▶ _Your assignment_
Among the entries below, find the lines that hold the word "pictures" and report them.

▶ _Records provided_
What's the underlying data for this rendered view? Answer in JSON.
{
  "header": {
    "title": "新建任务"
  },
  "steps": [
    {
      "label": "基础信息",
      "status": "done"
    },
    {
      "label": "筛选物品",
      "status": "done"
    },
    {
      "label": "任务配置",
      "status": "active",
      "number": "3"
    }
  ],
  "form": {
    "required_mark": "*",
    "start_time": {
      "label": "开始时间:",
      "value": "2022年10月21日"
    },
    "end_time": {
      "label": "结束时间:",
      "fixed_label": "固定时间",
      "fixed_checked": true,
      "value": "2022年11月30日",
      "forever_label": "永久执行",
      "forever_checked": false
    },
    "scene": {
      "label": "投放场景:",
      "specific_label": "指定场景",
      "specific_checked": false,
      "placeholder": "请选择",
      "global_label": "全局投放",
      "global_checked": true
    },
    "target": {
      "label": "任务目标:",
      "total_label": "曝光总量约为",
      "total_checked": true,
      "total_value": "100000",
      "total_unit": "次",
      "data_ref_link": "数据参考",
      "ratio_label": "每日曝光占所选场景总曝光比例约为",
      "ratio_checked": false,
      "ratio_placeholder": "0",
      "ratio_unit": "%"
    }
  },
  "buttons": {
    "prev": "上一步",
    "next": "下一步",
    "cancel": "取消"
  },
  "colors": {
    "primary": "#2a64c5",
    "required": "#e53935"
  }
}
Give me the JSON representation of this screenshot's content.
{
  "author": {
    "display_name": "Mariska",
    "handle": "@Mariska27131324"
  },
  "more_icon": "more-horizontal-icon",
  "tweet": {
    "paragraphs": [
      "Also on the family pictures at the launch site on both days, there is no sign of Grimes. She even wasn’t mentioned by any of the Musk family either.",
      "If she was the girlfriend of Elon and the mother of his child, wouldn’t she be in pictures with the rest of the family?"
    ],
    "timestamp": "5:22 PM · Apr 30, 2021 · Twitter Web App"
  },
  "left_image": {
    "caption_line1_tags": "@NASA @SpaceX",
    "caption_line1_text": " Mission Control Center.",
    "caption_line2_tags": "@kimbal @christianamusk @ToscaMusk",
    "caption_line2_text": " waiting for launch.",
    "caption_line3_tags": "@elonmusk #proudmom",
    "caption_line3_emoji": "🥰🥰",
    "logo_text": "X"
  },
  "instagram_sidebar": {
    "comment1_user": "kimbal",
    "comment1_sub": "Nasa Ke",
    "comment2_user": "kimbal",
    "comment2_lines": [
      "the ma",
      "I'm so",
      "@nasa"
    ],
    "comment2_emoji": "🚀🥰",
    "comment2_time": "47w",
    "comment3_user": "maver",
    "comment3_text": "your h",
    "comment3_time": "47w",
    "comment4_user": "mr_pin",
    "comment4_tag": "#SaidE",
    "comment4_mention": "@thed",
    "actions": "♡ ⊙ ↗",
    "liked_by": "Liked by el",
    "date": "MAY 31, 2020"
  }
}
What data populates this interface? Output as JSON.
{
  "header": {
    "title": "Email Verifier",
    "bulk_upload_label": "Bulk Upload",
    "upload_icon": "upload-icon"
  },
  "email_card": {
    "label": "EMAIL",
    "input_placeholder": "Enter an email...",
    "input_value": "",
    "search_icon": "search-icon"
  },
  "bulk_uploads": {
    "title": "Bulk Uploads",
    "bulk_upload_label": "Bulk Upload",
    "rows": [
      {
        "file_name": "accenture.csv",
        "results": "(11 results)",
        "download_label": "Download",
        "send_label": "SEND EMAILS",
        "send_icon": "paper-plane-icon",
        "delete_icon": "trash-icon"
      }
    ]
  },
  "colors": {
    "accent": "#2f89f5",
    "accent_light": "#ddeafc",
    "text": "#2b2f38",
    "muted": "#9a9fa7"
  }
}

▶ _Exercise output_
      "Also on the family pictures at the launch site on both days, there is no sign of Grimes. She even wasn’t mentioned by any of the Musk family either.",
      "If she was the girlfriend of Elon and the mother of his child, wouldn’t she be in pictures with the rest of the family?"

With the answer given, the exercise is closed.